Swanson was critical of Rep. Steve Simon, DFL-St. Louis Park, a lawyer in the attorney general's office from 1996 to 2001 and who met with Legislative Auditor Jim Nobles to urge him to again examine the management of a Medicaid fraud unit, which operates within the office. Although Nobles had initially said he did not find anything in the unit that merited further scrutiny, he agreed two weeks ago to take another look. Nobles said Monday that he would review whether documents on which he based his initial assessment might have been misleading.
Swanson's statements Monday were the latest volley in a series of controversies surrounding the office. Among them have been reports of an exodus of lawyers, charges that former Attorney General Mike Hatch, Swanson's predecessor, still exerts a large influence over the office and allegations that Swanson used heavy-handed tactics to thwart an attempt last year to unionize office employees.
Even Monday, Swanson's office was the subject of a debate in the state Senate, where DFLers defeated proposals to limit her political appointees and raise issues about Swanson's office remodeling, including the installation of $15,000 security doors.
"There is something going on in that office that is not right," said Sen. David Hann, R-Eden Prairie, who authored the failed proposals.
In her written statement Monday, the attorney general singled out Paul Civello, another former office employee who at one time headed the Medicaid fraud unit. In an affidavit provided to Nobles last year, Civello pointedly accused the attorney general's office -- under both Swanson and Hatch -- of mismanaging the unit. He said Swanson misused federal money by having employees from the unit work on legal cases that had little or nothing to do with Medicaid fraud and that were instead focused on generating favorable publicity for the office.
In a letter to Nobles, Swanson said Civello "lacks candor," "is not telling your office the truth" and "is disingenuous about his motives."
Civello dismissed Swanson's allegations. "Everything in my affidavit is true. I stand by it," he said Monday.
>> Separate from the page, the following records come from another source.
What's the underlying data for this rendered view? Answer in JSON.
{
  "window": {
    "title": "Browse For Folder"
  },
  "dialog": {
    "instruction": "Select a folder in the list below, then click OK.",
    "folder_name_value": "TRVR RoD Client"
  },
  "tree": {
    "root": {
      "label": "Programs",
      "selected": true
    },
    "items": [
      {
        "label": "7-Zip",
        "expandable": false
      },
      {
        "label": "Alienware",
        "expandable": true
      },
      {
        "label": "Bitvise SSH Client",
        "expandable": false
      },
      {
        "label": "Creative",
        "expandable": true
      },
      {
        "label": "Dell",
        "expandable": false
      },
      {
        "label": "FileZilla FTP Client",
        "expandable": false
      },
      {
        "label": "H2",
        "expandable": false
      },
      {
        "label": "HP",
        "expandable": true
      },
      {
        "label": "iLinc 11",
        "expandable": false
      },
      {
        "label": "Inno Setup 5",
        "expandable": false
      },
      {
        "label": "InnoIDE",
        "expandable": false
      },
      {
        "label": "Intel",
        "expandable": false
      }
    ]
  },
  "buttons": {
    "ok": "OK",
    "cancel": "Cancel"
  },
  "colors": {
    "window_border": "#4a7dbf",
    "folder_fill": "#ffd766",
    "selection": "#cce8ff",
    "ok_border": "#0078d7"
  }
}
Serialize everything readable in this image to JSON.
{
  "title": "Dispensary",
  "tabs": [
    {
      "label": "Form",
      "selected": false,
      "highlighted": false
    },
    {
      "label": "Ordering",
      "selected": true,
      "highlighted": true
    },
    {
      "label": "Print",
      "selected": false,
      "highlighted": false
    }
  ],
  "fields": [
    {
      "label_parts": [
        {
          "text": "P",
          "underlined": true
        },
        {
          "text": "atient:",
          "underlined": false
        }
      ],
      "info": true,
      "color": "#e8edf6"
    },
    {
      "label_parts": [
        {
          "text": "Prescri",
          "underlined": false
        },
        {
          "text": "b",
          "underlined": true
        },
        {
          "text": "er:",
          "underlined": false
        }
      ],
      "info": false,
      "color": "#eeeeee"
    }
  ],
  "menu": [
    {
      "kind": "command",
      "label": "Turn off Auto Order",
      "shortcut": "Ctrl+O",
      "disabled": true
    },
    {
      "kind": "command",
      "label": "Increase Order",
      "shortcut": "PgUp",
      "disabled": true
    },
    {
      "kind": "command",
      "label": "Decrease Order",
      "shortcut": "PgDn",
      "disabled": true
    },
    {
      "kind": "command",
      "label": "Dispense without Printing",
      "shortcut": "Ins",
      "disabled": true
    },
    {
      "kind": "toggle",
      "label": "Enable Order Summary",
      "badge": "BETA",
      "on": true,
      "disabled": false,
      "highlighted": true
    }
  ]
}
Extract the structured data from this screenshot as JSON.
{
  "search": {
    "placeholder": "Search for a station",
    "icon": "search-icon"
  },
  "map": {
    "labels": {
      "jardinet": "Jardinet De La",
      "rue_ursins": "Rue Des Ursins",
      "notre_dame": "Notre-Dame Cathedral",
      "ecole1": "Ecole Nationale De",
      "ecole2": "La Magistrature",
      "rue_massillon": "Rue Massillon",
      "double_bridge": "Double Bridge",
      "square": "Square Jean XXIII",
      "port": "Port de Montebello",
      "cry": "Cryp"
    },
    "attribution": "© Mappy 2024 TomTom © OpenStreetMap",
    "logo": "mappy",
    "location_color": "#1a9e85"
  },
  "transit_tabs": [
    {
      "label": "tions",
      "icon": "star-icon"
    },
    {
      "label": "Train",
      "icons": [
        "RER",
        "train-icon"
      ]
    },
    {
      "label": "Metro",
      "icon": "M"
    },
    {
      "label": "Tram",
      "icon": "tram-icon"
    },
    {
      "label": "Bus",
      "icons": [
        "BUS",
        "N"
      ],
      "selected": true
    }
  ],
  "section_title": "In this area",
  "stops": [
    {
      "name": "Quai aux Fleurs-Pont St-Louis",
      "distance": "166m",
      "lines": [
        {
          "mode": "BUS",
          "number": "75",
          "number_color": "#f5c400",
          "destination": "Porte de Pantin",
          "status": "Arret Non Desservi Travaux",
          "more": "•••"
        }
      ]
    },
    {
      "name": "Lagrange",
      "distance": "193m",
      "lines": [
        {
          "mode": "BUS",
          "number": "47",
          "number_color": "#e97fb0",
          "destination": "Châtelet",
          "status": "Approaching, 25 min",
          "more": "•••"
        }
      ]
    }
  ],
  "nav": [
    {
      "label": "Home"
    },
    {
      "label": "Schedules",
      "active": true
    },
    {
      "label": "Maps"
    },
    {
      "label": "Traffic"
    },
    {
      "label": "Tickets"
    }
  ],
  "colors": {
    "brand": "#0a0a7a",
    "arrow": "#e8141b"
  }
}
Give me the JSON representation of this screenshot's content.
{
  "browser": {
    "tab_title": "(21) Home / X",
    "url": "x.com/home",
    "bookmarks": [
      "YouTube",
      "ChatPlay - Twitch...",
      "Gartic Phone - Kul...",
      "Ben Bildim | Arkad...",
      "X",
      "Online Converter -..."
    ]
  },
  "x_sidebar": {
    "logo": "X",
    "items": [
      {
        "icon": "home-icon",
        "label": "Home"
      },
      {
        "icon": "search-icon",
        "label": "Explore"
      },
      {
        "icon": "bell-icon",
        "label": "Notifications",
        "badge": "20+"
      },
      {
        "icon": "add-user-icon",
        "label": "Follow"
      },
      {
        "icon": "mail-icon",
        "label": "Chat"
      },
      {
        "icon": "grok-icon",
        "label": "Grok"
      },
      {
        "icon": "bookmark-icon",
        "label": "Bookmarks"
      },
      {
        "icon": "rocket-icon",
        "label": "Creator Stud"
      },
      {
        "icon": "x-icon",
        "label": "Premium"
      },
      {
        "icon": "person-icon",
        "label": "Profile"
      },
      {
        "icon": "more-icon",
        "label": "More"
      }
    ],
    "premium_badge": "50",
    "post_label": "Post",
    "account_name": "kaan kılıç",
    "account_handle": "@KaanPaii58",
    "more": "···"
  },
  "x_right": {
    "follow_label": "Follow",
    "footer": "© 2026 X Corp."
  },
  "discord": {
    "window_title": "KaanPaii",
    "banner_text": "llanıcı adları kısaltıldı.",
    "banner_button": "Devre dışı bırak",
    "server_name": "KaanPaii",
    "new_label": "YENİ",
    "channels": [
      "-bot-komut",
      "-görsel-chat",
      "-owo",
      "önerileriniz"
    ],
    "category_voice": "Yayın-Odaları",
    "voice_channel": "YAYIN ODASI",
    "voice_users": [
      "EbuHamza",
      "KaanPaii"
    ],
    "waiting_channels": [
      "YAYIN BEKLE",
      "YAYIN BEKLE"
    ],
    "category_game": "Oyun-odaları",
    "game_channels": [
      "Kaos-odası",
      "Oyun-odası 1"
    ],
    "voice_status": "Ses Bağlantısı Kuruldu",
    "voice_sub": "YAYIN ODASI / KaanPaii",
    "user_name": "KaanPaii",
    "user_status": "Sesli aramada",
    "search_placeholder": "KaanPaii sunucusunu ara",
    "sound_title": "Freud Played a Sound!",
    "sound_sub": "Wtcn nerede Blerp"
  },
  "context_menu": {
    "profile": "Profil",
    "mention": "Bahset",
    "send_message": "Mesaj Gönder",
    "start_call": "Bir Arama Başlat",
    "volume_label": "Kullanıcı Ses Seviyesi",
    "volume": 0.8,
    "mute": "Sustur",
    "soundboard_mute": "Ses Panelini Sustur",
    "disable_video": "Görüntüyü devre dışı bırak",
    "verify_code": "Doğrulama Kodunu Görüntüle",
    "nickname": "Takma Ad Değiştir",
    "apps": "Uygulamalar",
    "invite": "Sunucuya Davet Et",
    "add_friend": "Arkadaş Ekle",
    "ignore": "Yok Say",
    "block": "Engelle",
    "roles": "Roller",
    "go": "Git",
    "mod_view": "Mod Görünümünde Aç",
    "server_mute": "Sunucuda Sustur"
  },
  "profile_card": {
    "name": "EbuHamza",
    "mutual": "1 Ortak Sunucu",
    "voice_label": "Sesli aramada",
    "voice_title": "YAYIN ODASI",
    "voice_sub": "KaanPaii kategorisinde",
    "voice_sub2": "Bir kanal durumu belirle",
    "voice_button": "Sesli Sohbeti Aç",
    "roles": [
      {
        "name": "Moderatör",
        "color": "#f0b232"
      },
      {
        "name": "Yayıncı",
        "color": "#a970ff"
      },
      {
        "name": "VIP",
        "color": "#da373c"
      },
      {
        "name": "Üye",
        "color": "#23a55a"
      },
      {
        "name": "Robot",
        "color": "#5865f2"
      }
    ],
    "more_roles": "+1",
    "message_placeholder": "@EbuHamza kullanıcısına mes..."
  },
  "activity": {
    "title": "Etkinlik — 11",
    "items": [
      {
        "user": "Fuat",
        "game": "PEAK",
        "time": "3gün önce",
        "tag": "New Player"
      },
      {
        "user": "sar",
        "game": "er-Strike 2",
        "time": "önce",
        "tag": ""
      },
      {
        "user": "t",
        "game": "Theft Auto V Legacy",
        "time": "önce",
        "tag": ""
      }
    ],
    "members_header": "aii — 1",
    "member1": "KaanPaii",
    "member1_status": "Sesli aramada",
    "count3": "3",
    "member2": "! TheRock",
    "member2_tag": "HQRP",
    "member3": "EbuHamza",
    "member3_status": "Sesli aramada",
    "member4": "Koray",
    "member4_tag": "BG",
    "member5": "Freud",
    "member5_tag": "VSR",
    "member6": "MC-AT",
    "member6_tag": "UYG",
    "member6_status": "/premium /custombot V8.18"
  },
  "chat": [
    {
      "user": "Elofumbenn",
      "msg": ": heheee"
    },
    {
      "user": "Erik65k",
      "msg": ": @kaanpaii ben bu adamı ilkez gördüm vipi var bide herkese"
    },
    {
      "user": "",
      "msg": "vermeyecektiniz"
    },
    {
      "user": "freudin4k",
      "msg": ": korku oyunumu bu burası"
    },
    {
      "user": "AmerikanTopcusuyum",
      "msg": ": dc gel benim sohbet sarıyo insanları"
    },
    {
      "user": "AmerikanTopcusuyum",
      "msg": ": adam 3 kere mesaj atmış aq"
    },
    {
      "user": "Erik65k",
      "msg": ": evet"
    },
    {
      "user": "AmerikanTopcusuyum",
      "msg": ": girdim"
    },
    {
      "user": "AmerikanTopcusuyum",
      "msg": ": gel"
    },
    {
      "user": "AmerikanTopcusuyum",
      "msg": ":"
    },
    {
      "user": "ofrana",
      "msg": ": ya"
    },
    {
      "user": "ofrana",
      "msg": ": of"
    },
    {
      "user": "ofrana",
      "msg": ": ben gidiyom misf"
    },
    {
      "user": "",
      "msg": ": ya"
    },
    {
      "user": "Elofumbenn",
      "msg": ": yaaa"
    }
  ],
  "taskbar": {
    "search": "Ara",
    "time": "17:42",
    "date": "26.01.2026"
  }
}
Swanson was equally blunt. "Most of his accusations about my administration related to his fixation on the office during the two years since he left," Swanson wrote of Civello. She also called on Civello, now a private attorney, to release an oral deposition that he provided earlier to Nobles, which she said "undermines" claims Civello made in his written affidavit. Swanson said she demoted Civello from his position after taking office in early 2007 and "had his salary cut dramatically."
Swanson also took aim at Civello's written affidavit, saying that it "demonstrates that he either lied to the federal government when he certified that the Medicaid Fraud Unit was employed on Medicaid activity, or he lied to the legislative auditor when he now says he doesn't believe the work in the unit he managed ... related to Medicaid fraud."
Regarding Simon, Swanson told Nobles that "I am not aware of another time in history where an individual legislator has pushed your office so hard to overturn prior audit findings ... in order to settle a personal vendetta."
Simon, who has been critical of the attorney general's office, said Monday he had little comment on Swanson's statements because of " an ongoing investigation into serious allegations."
Mike Kaszuba • 651-222-1673